It is fair to say that the use of Twitter has revolutionised different aspects of football. It has made an impersonal game a more interactive one. Fans can now see the thoughts and feelings of players before big games. They can ask their favourite players questions and cross their fingers for a reply, and every now and then, they might get one. Every now and then we will get footballers genuine unmediated thoughts on a controversial refereeing decision or talking point. Ryan Babel’s picture of Howard Webb in a Manchester United shirt and Ryan Taylor’s claims that Ashley Young is the biggest cheat in the league stand out.
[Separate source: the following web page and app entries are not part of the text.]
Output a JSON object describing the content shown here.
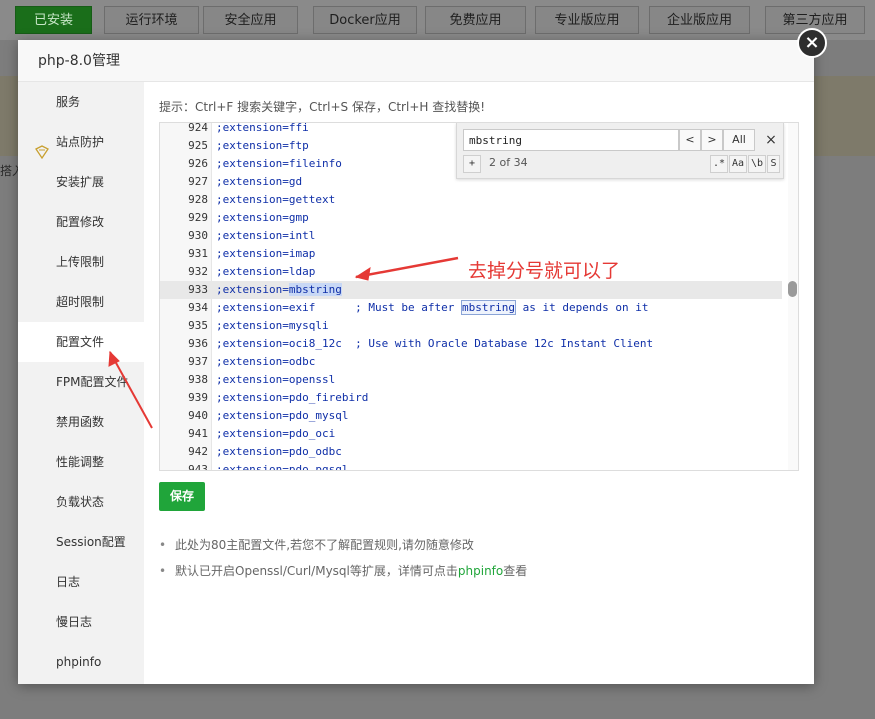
{
  "bg_tabs": [
    "已安装",
    "运行环境",
    "安全应用",
    "Docker应用",
    "免费应用",
    "专业版应用",
    "企业版应用",
    "第三方应用"
  ],
  "bg_left_text": "搭入",
  "modal": {
    "title": "php-8.0管理",
    "close_label": "×"
  },
  "sidebar": {
    "items": [
      "服务",
      "站点防护",
      "安装扩展",
      "配置修改",
      "上传限制",
      "超时限制",
      "配置文件",
      "FPM配置文件",
      "禁用函数",
      "性能调整",
      "负载状态",
      "Session配置",
      "日志",
      "慢日志",
      "phpinfo"
    ],
    "active_index": 6
  },
  "hint": "提示：Ctrl+F 搜索关键字，Ctrl+S 保存，Ctrl+H 查找替换!",
  "editor": {
    "lines": [
      {
        "n": "924",
        "pre": ";extension=ffi",
        "match": "",
        "post": ""
      },
      {
        "n": "925",
        "pre": ";extension=ftp",
        "match": "",
        "post": ""
      },
      {
        "n": "926",
        "pre": ";extension=fileinfo",
        "match": "",
        "post": ""
      },
      {
        "n": "927",
        "pre": ";extension=gd",
        "match": "",
        "post": ""
      },
      {
        "n": "928",
        "pre": ";extension=gettext",
        "match": "",
        "post": ""
      },
      {
        "n": "929",
        "pre": ";extension=gmp",
        "match": "",
        "post": ""
      },
      {
        "n": "930",
        "pre": ";extension=intl",
        "match": "",
        "post": ""
      },
      {
        "n": "931",
        "pre": ";extension=imap",
        "match": "",
        "post": ""
      },
      {
        "n": "932",
        "pre": ";extension=ldap",
        "match": "",
        "post": ""
      },
      {
        "n": "933",
        "pre": ";extension=",
        "match": "mbstring",
        "post": ""
      },
      {
        "n": "934",
        "pre": ";extension=exif      ; Must be after ",
        "match": "mbstring",
        "post": " as it depends on it"
      },
      {
        "n": "935",
        "pre": ";extension=mysqli",
        "match": "",
        "post": ""
      },
      {
        "n": "936",
        "pre": ";extension=oci8_12c  ; Use with Oracle Database 12c Instant Client",
        "match": "",
        "post": ""
      },
      {
        "n": "937",
        "pre": ";extension=odbc",
        "match": "",
        "post": ""
      },
      {
        "n": "938",
        "pre": ";extension=openssl",
        "match": "",
        "post": ""
      },
      {
        "n": "939",
        "pre": ";extension=pdo_firebird",
        "match": "",
        "post": ""
      },
      {
        "n": "940",
        "pre": ";extension=pdo_mysql",
        "match": "",
        "post": ""
      },
      {
        "n": "941",
        "pre": ";extension=pdo_oci",
        "match": "",
        "post": ""
      },
      {
        "n": "942",
        "pre": ";extension=pdo_odbc",
        "match": "",
        "post": ""
      },
      {
        "n": "943",
        "pre": ";extension=pdo_pgsql",
        "match": "",
        "post": ""
      }
    ],
    "highlight_line": "933"
  },
  "search": {
    "value": "mbstring",
    "prev_label": "<",
    "next_label": ">",
    "all_label": "All",
    "close_label": "×",
    "plus_label": "+",
    "counter": "2 of 34",
    "regex_label": ".*",
    "case_label": "Aa",
    "word_label": "\\b",
    "selection_label": "S"
  },
  "save_label": "保存",
  "notes": {
    "note1": "此处为80主配置文件,若您不了解配置规则,请勿随意修改",
    "note2_pre": "默认已开启Openssl/Curl/Mysql等扩展，详情可点击",
    "note2_link": "phpinfo",
    "note2_post": "查看"
  },
  "annotation": "去掉分号就可以了",
  "colors": {
    "accent": "#20a53a",
    "annotation": "#e53935",
    "code": "#0f2fa8"
  }
}
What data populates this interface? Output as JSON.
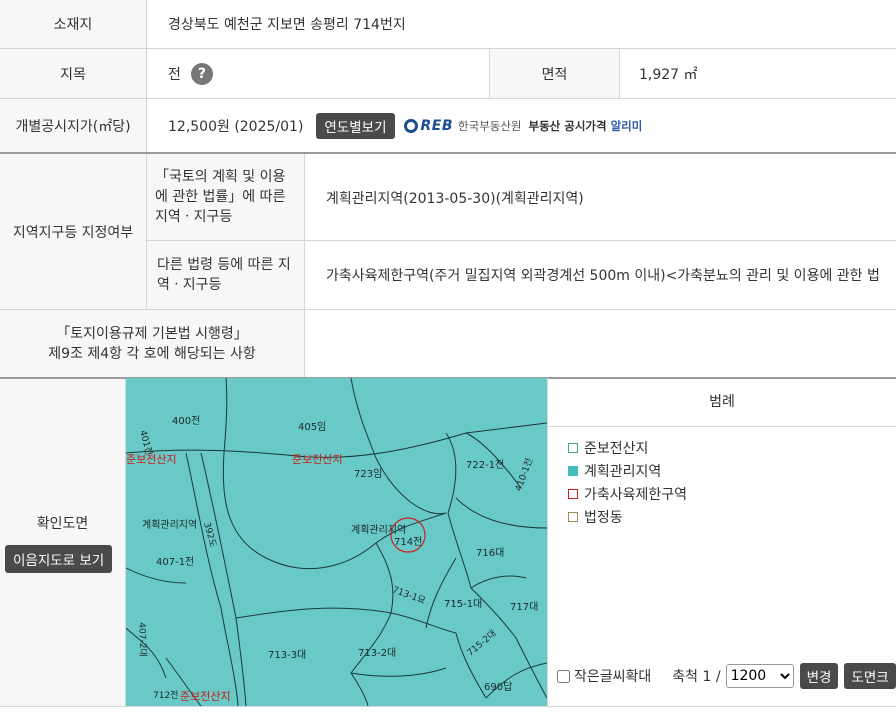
{
  "row1": {
    "label": "소재지",
    "value": "경상북도 예천군 지보면 송평리 714번지"
  },
  "row2": {
    "label": "지목",
    "value": "전",
    "help_icon": "?",
    "area_label": "면적",
    "area_value": "1,927 ㎡"
  },
  "row3": {
    "label": "개별공시지가(㎡당)",
    "value": "12,500원 (2025/01)",
    "button": "연도별보기",
    "reb_logo": "REB",
    "reb_org": "한국부동산원",
    "reb_service_prefix": "부동산 공시가격 ",
    "reb_service_suffix": "알리미"
  },
  "zone": {
    "label": "지역지구등 지정여부",
    "law1_label": "「국토의 계획 및 이용 에 관한 법률」에 따른 지역ㆍ지구등",
    "law1_value": "계획관리지역(2013-05-30)(계획관리지역)",
    "law2_label": "다른 법령 등에 따른 지역ㆍ지구등",
    "law2_value": "가축사육제한구역(주거 밀집지역 외곽경계선 500m 이내)<가축분뇨의 관리 및 이용에 관한 법"
  },
  "rule": {
    "label_line1": "「토지이용규제 기본법 시행령」",
    "label_line2": "제9조 제4항 각 호에 해당되는 사항",
    "value": ""
  },
  "map_section": {
    "label": "확인도면",
    "button": "이음지도로 보기"
  },
  "map_labels": {
    "l400": "400전",
    "l405": "405임",
    "l401": "401전",
    "zone_top": "준보전산지",
    "zone_left": "준보전산지",
    "l723": "723임",
    "l722": "722-1전",
    "l410": "410-1전",
    "plan_left": "계획관리지역",
    "road": "392도",
    "plan_center": "계획관리지역",
    "l714": "714전",
    "l716": "716대",
    "l407": "407-1전",
    "l713_1": "713-1묘",
    "l715_1": "715-1대",
    "l717": "717대",
    "l407_2": "407-2대",
    "l713_3": "713-3대",
    "l713_2": "713-2대",
    "l715_2": "715-2대",
    "l712": "712전",
    "zone_bottom": "준보전산지",
    "l690": "690답"
  },
  "legend": {
    "title": "범례",
    "items": [
      {
        "label": "준보전산지",
        "color": "#3aa88f"
      },
      {
        "label": "계획관리지역",
        "color": "#45bcbc"
      },
      {
        "label": "가축사육제한구역",
        "color": "#cc2020"
      },
      {
        "label": "법정동",
        "color": "#a08c5a"
      }
    ],
    "small_text_label": "작은글씨확대",
    "scale_label": "축척 1 /",
    "scale_value": "1200",
    "change_button": "변경",
    "print_button": "도면크"
  }
}
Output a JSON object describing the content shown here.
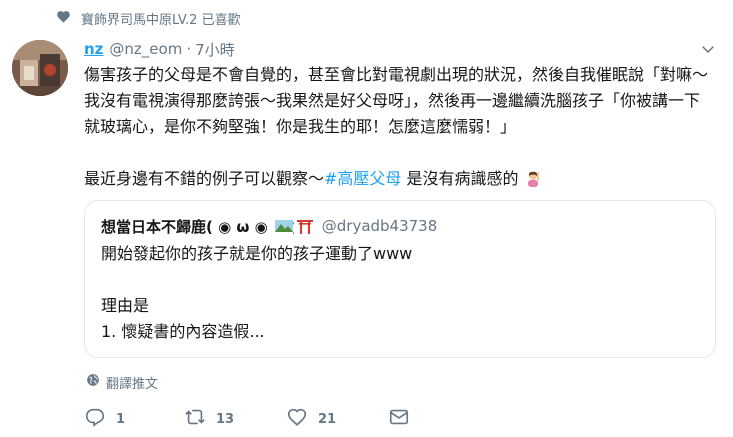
{
  "social_context": {
    "text": "寶飾界司馬中原LV.2 已喜歡",
    "icon": "heart-icon"
  },
  "tweet": {
    "display_name": "nz",
    "handle": "@nz_eom",
    "separator": "·",
    "time": "7小時",
    "paragraphs": [
      "傷害孩子的父母是不會自覺的，甚至會比對電視劇出現的狀況，然後自我催眠說「對嘛～我沒有電視演得那麼誇張～我果然是好父母呀」，然後再一邊繼續洗腦孩子「你被講一下就玻璃心，是你不夠堅強！你是我生的耶！怎麼這麼懦弱！」"
    ],
    "line2_prefix": "最近身邊有不錯的例子可以觀察～",
    "hashtag": "#高壓父母",
    "line2_suffix": " 是沒有病識感的"
  },
  "quote": {
    "name": "想當日本不歸鹿( ◉ ω ◉",
    "handle": "@dryadb43738",
    "lines": [
      "開始發起你的孩子就是你的孩子運動了www",
      "",
      "理由是",
      "1. 懷疑書的內容造假..."
    ]
  },
  "translate_label": "翻譯推文",
  "actions": {
    "reply_count": "1",
    "retweet_count": "13",
    "like_count": "21"
  },
  "colors": {
    "accent": "#1da1f2",
    "secondary_text": "#657786",
    "border": "#e1e8ed"
  }
}
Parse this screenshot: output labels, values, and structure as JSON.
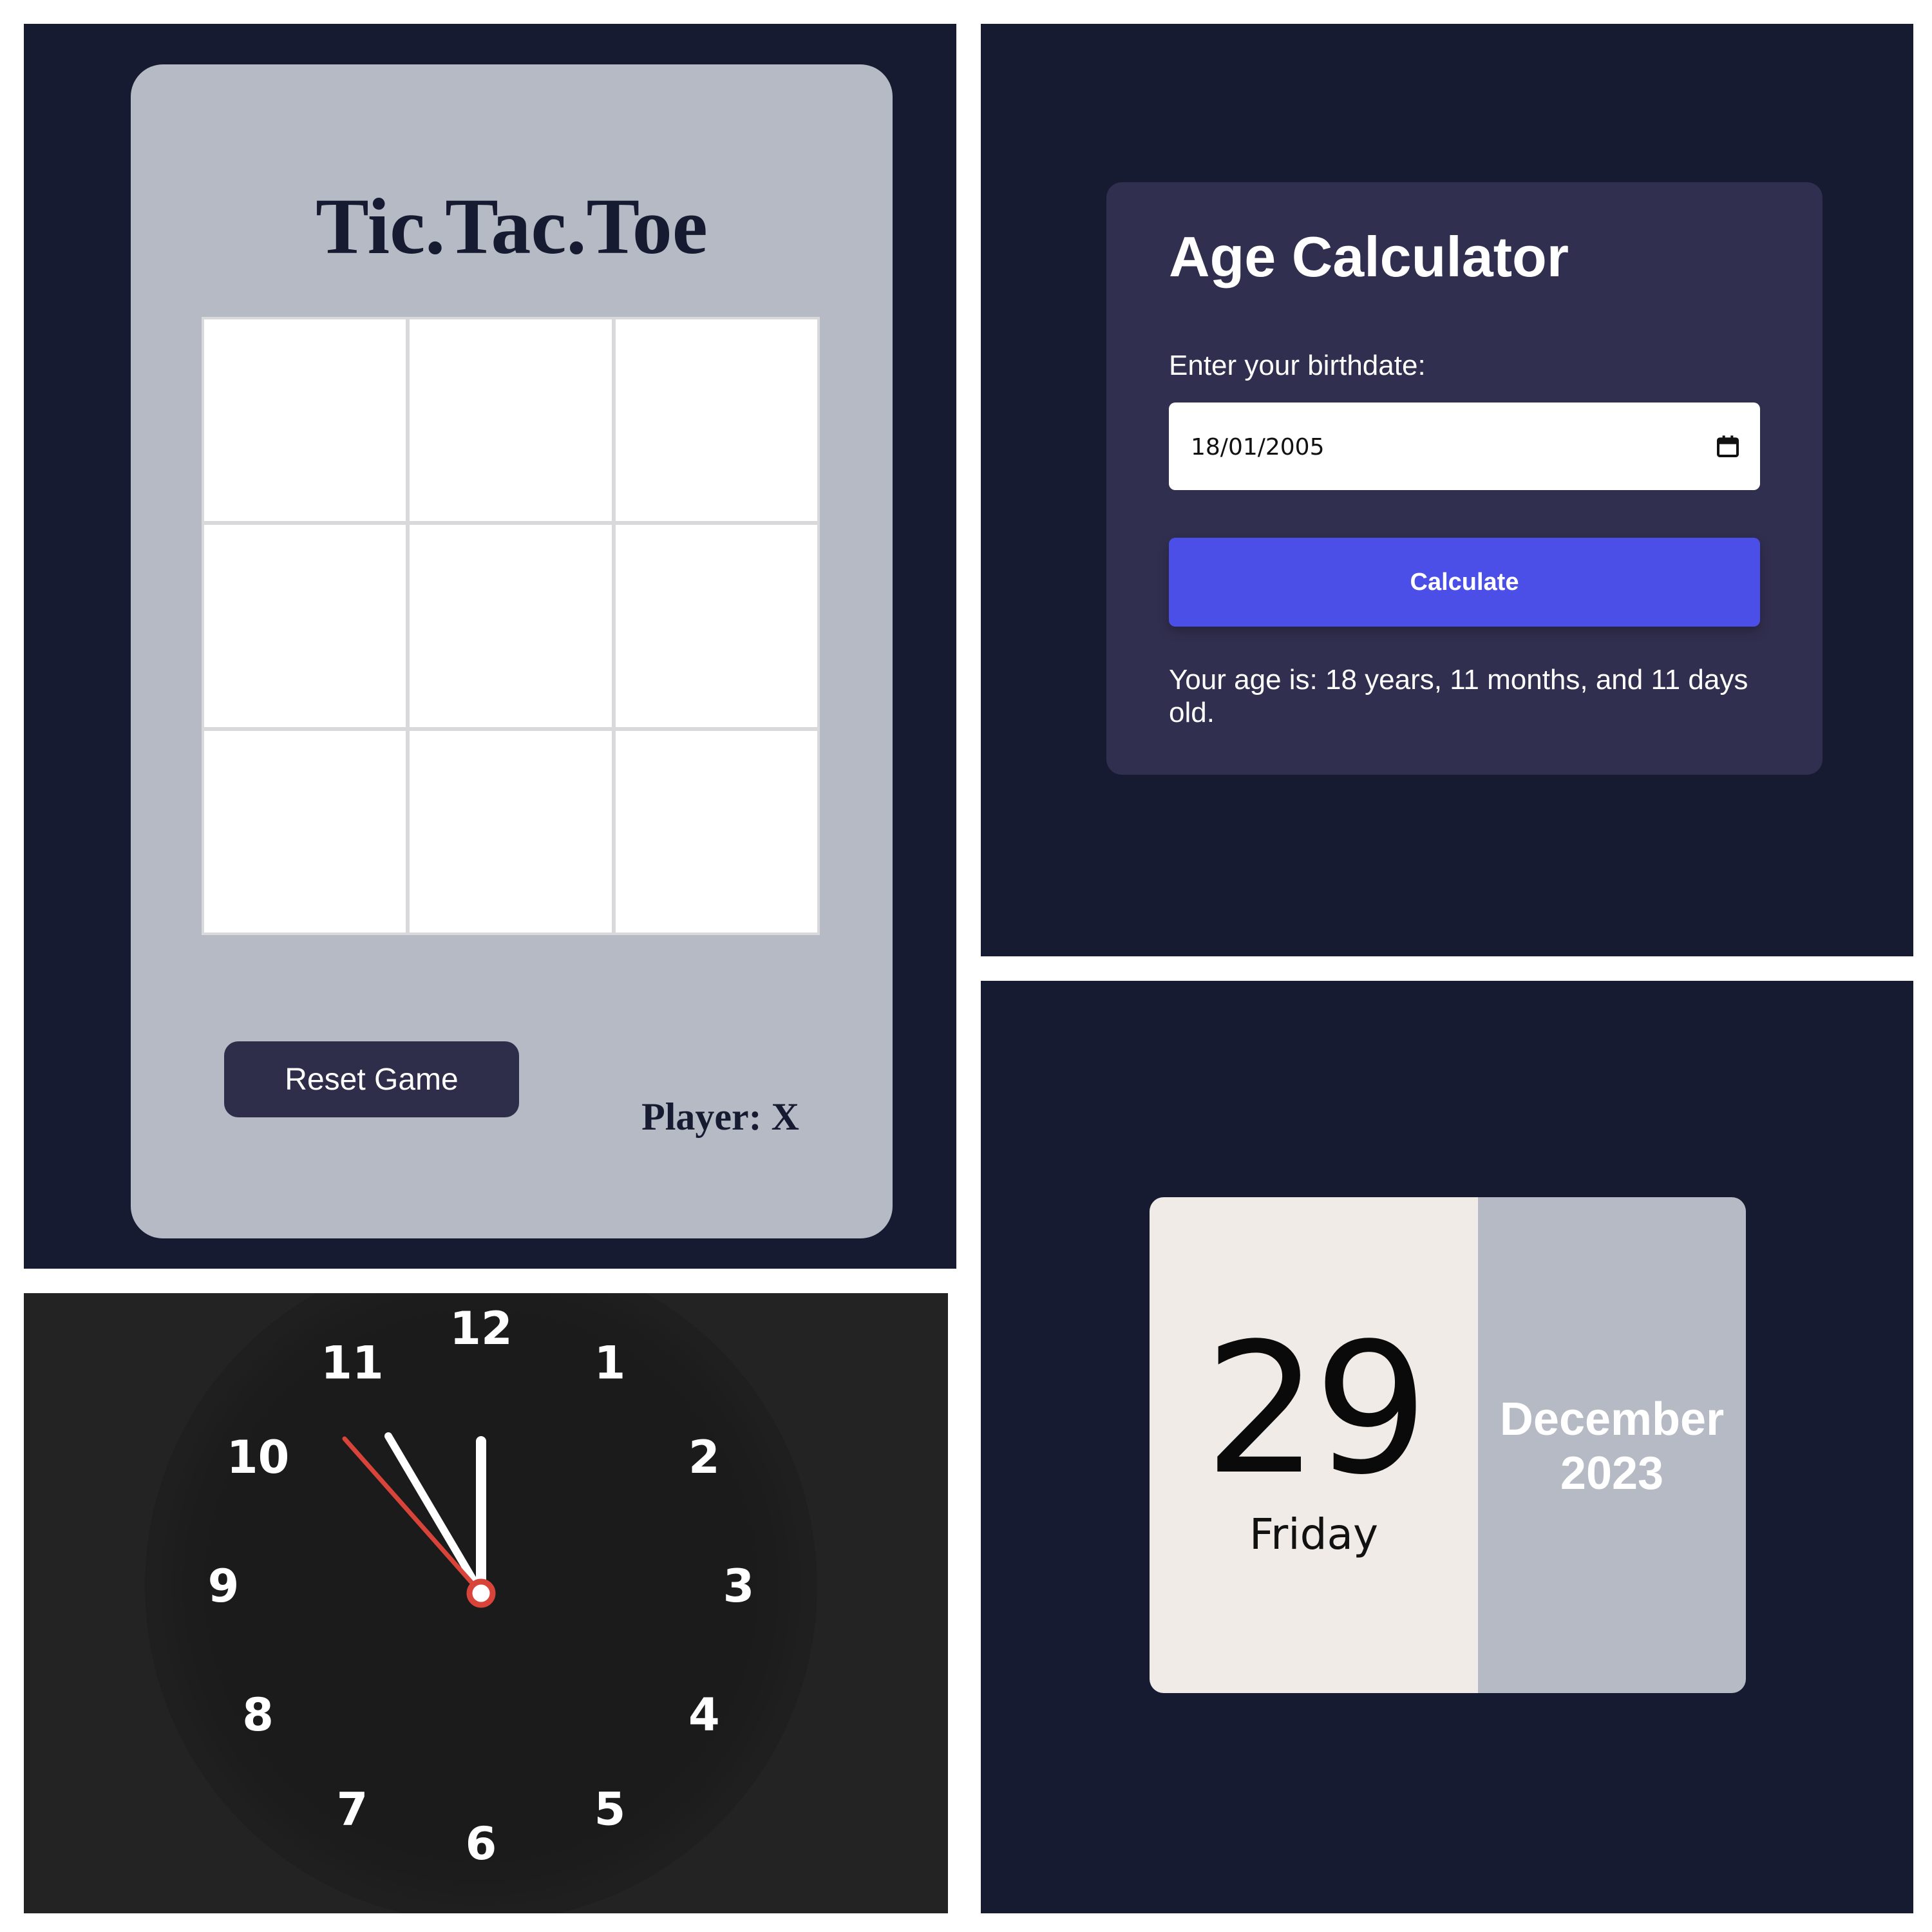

Twitter offers us a unique insight to the world of football. An insight that cannot be accessed looking at the back of tabloid newspapers, so much so that newspapers have now begun reporting Twitter arguments as news. Joey Barton inane ramblings are a perfect example of that. However, the emergence of Twitter and increased social media has also given the world of football a new breed of football fan. The hipster football fan.
It seems it is no longer acceptable to just simply follow the league your team is in or to only follow the Premier League and the Champions League. It is now necessary to support a German, Spanish, Italian and French side, while also maintaining interest in what is happening in the Brazilian football world. This new breed of fan does not expect people to simply follow the giants of European football, but take a vested interest in the all Basque Athletic Bilbao and follow the poor season Genoa have had.
Fans are now expected to know who the next Neymar is before the 20 year old has even left Brazil, and anybody who dares state that the English league is the best league in the world will get shouted down with statistics and numbers backing up the German league. Many football fans that use social media will be required to explain why they like a certain player, just liking them is not enough. Statistics and figures are important in football at the moment. It seems that football fans everywhere are required to know a players goal to game ratio and understand Swansea City’s average possession per game.
Wanting to know football in this much depth is great thing for the individual. Following five different teams in four different leagues is wonderful. However, it is not necessary for all fans to be like this. Supporting your team and only your team is perfect enough. It is not needed to understand zonal marking to have an opinion on a team’s defensive performance. Twitter and the use of social media has done wonders to the game of football, in particular the previously mentioned new relationships between the fans and the players, but this new ‘hipster’ fan has became an unwanted by-product, and one which likes to look down on other fans.
By Sam Cook